A single number is the whole answer: the count of lines in these entries that hold "Templates".

Collected data entries
--
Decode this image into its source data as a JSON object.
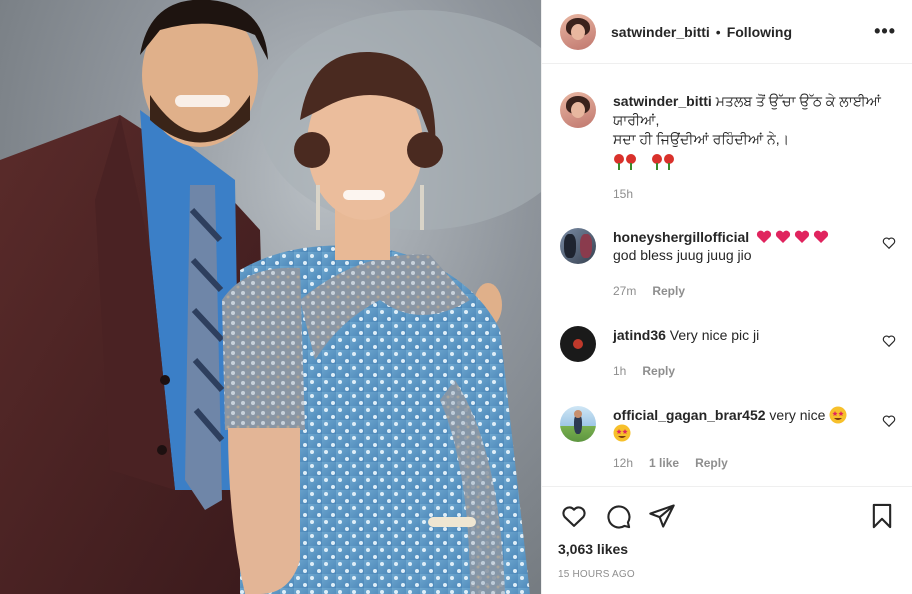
{
  "post": {
    "username": "satwinder_bitti",
    "separator": "•",
    "follow_status": "Following",
    "more_label": "•••"
  },
  "caption": {
    "username": "satwinder_bitti",
    "line1": "ਮਤਲਬ ਤੋਂ ਉੱਚਾ ਉੱਠ ਕੇ ਲਾਈਆਂ ਯਾਰੀਆਂ,",
    "line2": "ਸਦਾ ਹੀ ਜਿਉਂਦੀਆਂ ਰਹਿੰਦੀਆਂ ਨੇ,।",
    "time": "15h"
  },
  "comments": [
    {
      "username": "honeyshergillofficial",
      "text": "god bless juug juug jio",
      "time": "27m",
      "reply": "Reply"
    },
    {
      "username": "jatind36",
      "text": "Very nice pic ji",
      "time": "1h",
      "reply": "Reply"
    },
    {
      "username": "official_gagan_brar452",
      "text": "very nice",
      "time": "12h",
      "likes": "1 like",
      "reply": "Reply"
    }
  ],
  "footer": {
    "likes": "3,063 likes",
    "timestamp": "15 HOURS AGO"
  },
  "icons": [
    "heart-icon",
    "comment-icon",
    "share-icon",
    "bookmark-icon"
  ]
}
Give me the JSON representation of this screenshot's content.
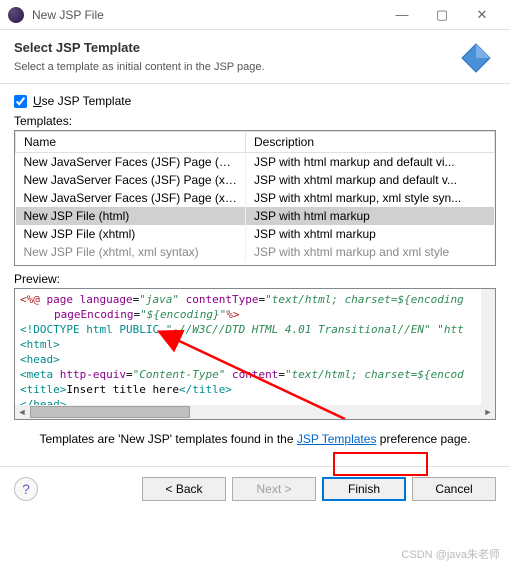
{
  "window": {
    "title": "New JSP File",
    "minimize": "—",
    "maximize": "▢",
    "close": "✕"
  },
  "header": {
    "title": "Select JSP Template",
    "subtitle": "Select a template as initial content in the JSP page."
  },
  "checkbox": {
    "label_pre": "U",
    "label_post": "se JSP Template",
    "checked": true
  },
  "templates_label": "Templates:",
  "table": {
    "col_name": "Name",
    "col_desc": "Description",
    "rows": [
      {
        "name": "New JavaServer Faces (JSF) Page (ht...",
        "desc": "JSP with html markup and default vi..."
      },
      {
        "name": "New JavaServer Faces (JSF) Page (xh...",
        "desc": "JSP with xhtml markup and default v..."
      },
      {
        "name": "New JavaServer Faces (JSF) Page (xh...",
        "desc": "JSP with xhtml markup, xml style syn..."
      },
      {
        "name": "New JSP File (html)",
        "desc": "JSP with html markup",
        "selected": true
      },
      {
        "name": "New JSP File (xhtml)",
        "desc": "JSP with xhtml markup"
      },
      {
        "name": "New JSP File (xhtml, xml syntax)",
        "desc": "JSP with xhtml markup and xml style",
        "faded": true
      }
    ]
  },
  "preview_label": "Preview:",
  "preview": {
    "line1_a": "<%@",
    "line1_b": " page ",
    "line1_c": "language",
    "line1_d": "=",
    "line1_e": "\"java\"",
    "line1_f": " contentType",
    "line1_g": "=",
    "line1_h": "\"text/html; charset=${encoding",
    "line2_a": "pageEncoding",
    "line2_b": "=",
    "line2_c": "\"${encoding}\"",
    "line2_d": "%>",
    "line3_a": "<!DOCTYPE ",
    "line3_b": "html ",
    "line3_c": "PUBLIC ",
    "line3_d": "\"-//W3C//DTD HTML 4.01 Transitional//EN\" \"htt",
    "line4": "<html>",
    "line5": "<head>",
    "line6_a": "<meta ",
    "line6_b": "http-equiv",
    "line6_c": "=",
    "line6_d": "\"Content-Type\"",
    "line6_e": " content",
    "line6_f": "=",
    "line6_g": "\"text/html; charset=${encod",
    "line7_a": "<title>",
    "line7_b": "Insert title here",
    "line7_c": "</title>",
    "line8": "</head>"
  },
  "footer_note_pre": "Templates are 'New JSP' templates found in the ",
  "footer_note_link": "JSP Templates",
  "footer_note_post": " preference page.",
  "buttons": {
    "help": "?",
    "back": "< Back",
    "next": "Next >",
    "finish": "Finish",
    "cancel": "Cancel"
  },
  "watermark": "CSDN @java朱老师"
}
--
= ANSWER =
3